* [Work order]:
Which lines of the entries contain the string "initials"? Please find them and copy them.

* [Supplied records]:

+---+

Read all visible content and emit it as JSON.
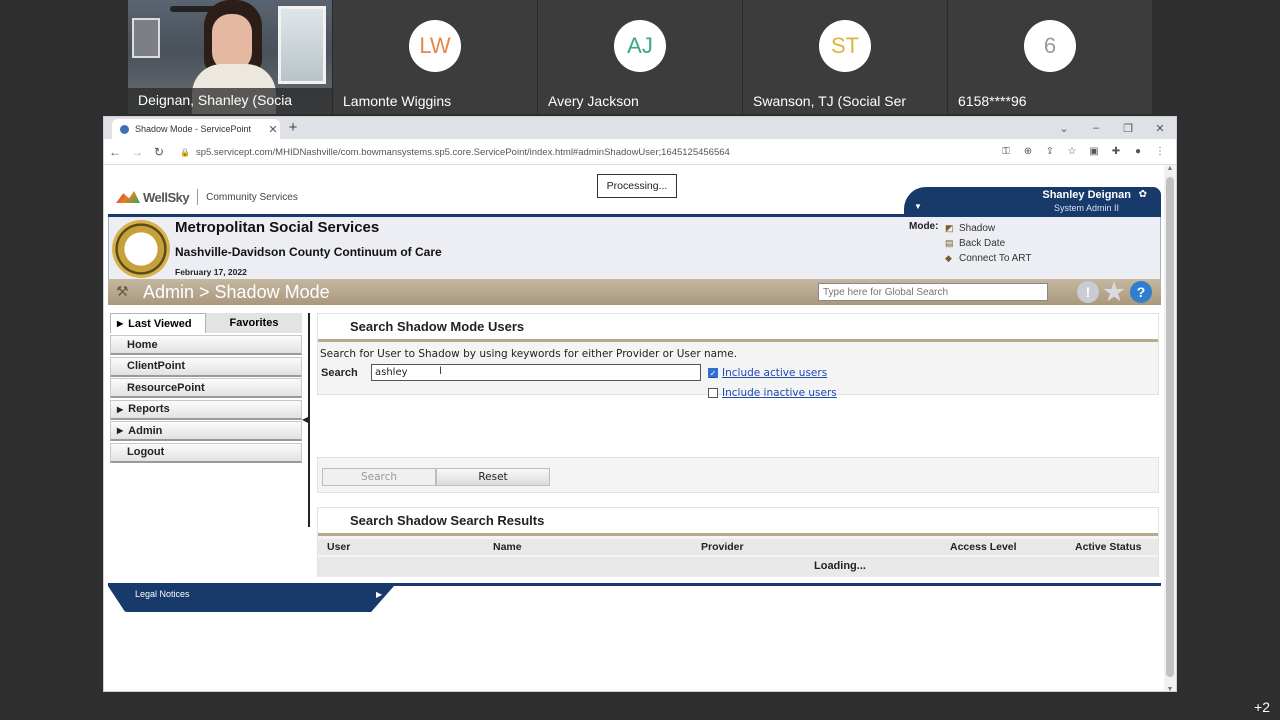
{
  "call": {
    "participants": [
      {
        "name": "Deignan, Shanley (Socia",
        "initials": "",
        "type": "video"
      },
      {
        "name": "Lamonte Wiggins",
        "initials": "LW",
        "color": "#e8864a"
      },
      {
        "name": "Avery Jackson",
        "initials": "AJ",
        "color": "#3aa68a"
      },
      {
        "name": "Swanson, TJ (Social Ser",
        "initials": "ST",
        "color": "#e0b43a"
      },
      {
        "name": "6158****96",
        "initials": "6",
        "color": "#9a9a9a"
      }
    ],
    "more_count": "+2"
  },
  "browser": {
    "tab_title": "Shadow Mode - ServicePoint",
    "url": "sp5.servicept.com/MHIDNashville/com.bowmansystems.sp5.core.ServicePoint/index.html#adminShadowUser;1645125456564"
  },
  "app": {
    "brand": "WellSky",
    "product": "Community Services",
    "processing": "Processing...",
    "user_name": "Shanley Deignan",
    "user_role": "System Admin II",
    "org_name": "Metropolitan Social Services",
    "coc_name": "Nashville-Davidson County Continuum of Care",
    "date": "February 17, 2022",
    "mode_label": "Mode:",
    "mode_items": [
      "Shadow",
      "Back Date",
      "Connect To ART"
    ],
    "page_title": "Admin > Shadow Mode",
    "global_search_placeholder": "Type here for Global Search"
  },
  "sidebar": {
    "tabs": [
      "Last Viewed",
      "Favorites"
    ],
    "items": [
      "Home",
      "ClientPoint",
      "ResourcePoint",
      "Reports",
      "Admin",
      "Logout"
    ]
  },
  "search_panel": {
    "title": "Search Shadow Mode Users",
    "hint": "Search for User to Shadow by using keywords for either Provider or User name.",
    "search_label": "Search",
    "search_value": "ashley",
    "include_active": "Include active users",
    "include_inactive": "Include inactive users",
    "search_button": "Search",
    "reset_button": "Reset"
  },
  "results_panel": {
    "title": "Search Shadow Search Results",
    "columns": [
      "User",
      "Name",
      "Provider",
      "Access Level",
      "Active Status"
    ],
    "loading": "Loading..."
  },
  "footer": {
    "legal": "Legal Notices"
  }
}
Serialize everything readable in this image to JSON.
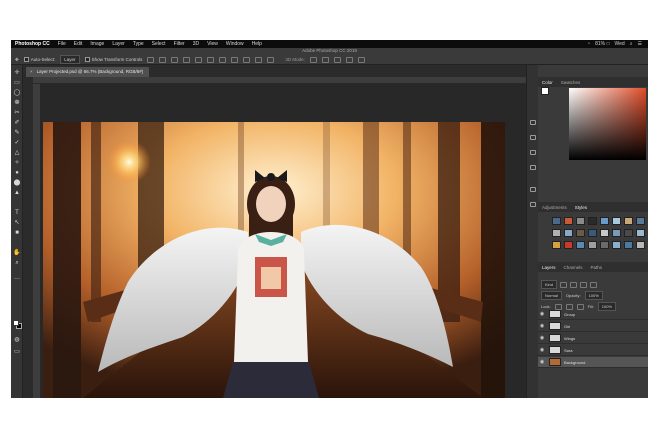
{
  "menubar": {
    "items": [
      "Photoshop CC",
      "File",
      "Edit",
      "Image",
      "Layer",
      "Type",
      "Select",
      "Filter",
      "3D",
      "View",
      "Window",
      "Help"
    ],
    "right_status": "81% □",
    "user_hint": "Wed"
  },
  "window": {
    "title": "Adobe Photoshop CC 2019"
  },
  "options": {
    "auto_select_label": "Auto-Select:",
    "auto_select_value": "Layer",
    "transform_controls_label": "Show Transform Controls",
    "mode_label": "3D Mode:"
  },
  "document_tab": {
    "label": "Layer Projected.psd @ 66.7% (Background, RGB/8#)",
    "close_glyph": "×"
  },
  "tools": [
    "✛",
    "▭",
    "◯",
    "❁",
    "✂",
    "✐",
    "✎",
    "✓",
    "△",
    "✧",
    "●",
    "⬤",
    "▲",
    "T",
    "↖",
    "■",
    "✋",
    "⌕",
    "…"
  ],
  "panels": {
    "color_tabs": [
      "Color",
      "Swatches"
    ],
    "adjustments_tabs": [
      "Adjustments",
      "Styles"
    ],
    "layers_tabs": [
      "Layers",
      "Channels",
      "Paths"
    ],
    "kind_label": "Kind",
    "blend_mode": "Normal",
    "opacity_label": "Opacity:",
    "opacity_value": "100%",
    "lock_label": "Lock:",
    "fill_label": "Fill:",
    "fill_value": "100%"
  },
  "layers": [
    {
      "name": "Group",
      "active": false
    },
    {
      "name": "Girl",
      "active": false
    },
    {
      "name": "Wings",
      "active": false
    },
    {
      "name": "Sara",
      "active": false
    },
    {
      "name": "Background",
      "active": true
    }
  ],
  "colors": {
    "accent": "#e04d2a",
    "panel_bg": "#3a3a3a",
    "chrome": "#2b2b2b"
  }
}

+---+

* [Reply to the exercise]:
        "initials": "",
        "initials": "LW",
        "initials": "AJ",
        "initials": "ST",
        "initials": "6",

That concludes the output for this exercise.